My second question is whether the discrimination currently contemplated by Japanese labels between CDs made in Asian countries and in the U.S./EU is consistent with WTO/GATT. 

If Japanese customs adopts, based on an interpretation of the term ‘unreasonably’ proposed by Japanese labels, such a numerical threshold calculated from the difference in expected profits from different national markets as to effectively stop backflow from Asian countries while permitting importation of CDs from the U.S./EU, it is against many provisions of WTO/GATT: 

The main text (chapeau) of GATT Article XX reads:  The exemption given in Section (d) is ‘subject to the requirement that such measures are not applied in a manner which would constitute a means of arbitrary or unjustifiable discrimination between countries where the same conditions prevail...’  A numerical threshold set at such a level as to effectively stop backflow form Asian countries while permitting importation from the U.S./EU is nothing but an ‘arbitrary and unjustifiable’ discrimination.  Both geographical areas are in the same condition in making CDs under license for Japanese copyright or neighboring right. 
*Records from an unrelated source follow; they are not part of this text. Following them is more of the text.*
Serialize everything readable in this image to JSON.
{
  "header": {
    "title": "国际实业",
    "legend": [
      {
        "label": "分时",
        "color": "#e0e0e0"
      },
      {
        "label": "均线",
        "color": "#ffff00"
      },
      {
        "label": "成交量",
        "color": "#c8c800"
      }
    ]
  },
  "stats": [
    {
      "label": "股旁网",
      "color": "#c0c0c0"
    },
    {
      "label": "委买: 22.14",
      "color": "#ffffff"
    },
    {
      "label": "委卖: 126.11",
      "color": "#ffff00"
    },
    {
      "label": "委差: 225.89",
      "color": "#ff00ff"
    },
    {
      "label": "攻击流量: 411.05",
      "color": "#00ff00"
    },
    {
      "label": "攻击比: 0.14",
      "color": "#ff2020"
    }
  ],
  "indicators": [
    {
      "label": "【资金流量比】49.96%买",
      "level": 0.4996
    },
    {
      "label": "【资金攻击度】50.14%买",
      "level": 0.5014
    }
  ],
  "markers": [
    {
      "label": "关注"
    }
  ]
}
GATT Article I and TRIPS Article 4 would also apply.  

Now let me consider the issue from a different point of view.  Selling a product at a higher price within a closed home market than in an open foreign market is a symptom of dumping.  Although what Japanese labels are intending is not a typical dumping between domestic and export goods but a dumping between domestic goods and foreign-made goods under license, some of Japan’s Asian trade partners are now having an advanced trade regulations that may cover such non-typical dumping. 
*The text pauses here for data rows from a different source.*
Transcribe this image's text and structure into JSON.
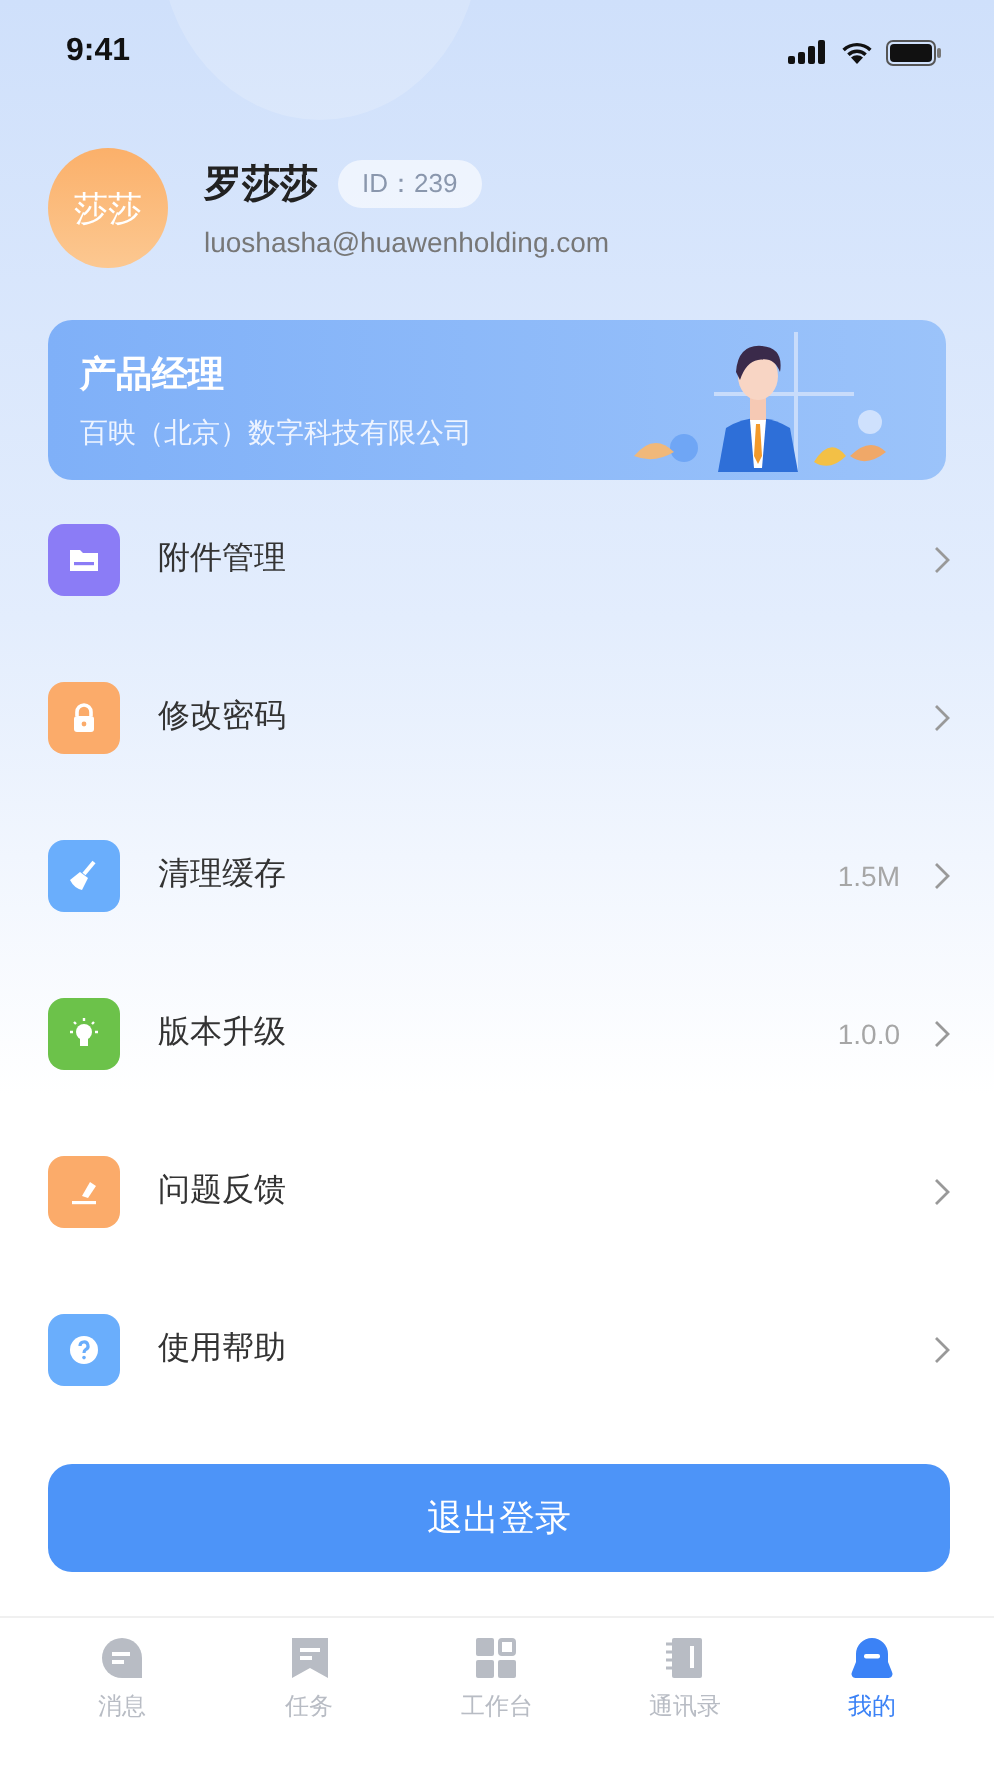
{
  "status_bar": {
    "time": "9:41"
  },
  "profile": {
    "avatar_text": "莎莎",
    "name": "罗莎莎",
    "id_badge": "ID：239",
    "email": "luoshasha@huawenholding.com"
  },
  "job_card": {
    "title": "产品经理",
    "company": "百映（北京）数字科技有限公司"
  },
  "menu": [
    {
      "kind": "folder",
      "label": "附件管理",
      "color": "#8b7cf6"
    },
    {
      "kind": "lock",
      "label": "修改密码",
      "color": "#fbab6a"
    },
    {
      "kind": "broom",
      "label": "清理缓存",
      "value": "1.5M",
      "color": "#6aaefc"
    },
    {
      "kind": "bulb",
      "label": "版本升级",
      "value": "1.0.0",
      "color": "#6cc24a"
    },
    {
      "kind": "pencil",
      "label": "问题反馈",
      "color": "#fbab6a"
    },
    {
      "kind": "help",
      "label": "使用帮助",
      "color": "#6aaefc"
    }
  ],
  "logout_button": "退出登录",
  "tab_bar": [
    {
      "kind": "chat",
      "label": "消息",
      "selected": false
    },
    {
      "kind": "task",
      "label": "任务",
      "selected": false
    },
    {
      "kind": "grid",
      "label": "工作台",
      "selected": false
    },
    {
      "kind": "book",
      "label": "通讯录",
      "selected": false
    },
    {
      "kind": "me",
      "label": "我的",
      "selected": true
    }
  ]
}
The very moment Korea has opened its heretofore-closed market to Japan’s pop music, Japan is going to close its market to all foreign-made music CDs.  Because other media such as DVDs will follow this move, Japan will certainly fall into a cultural autism that may last for indefinite time period. 

NOTES

(1) Quality King Distributors, Inc. v. L'Anza Research International, Inc., 118 S. Ct. 1125 (Mar. 9, 1998).

(2) Quality King decision warns in its dicta not to extend its reasoning to ‘licensees’ or to ‘copies lawfully made under foreign law’, it does not deny such interpretation of Section 109 (a) at all.

(3) OJ L167, 22/06/2001.

(4) EMI v. CBS, [1796] 2 CMLR 235 (1976)/Polydor v. Harlequin Record Shops [1982] ECR 329 (1982).

(5) It is a consensus among Japanese copyright experts that “presumed infringement” is not an exercise of copyright.  See, e.g., Hiroshi Saito, COPYRIGHT LAW, 3rd ed. (Ichiryuusha, 1994) at 300 and Handa & Monya, COPYRIGHT KNOW-HOW, 5th ed. (Yuhikaku, 1995) at 265.

(6) “Pirated copyright goods” shall mean any goods which are copies made without the consent of the right holder or person duly authorized by the right holder in the country of production and which are made directly or indirectly from an article where the making of that copy would have constituted an infringement of a copyright or a related right under the law of the country of importation.

(7) GATT Panel Report in Akzo case (L/6439-36S/345, November7, 1989).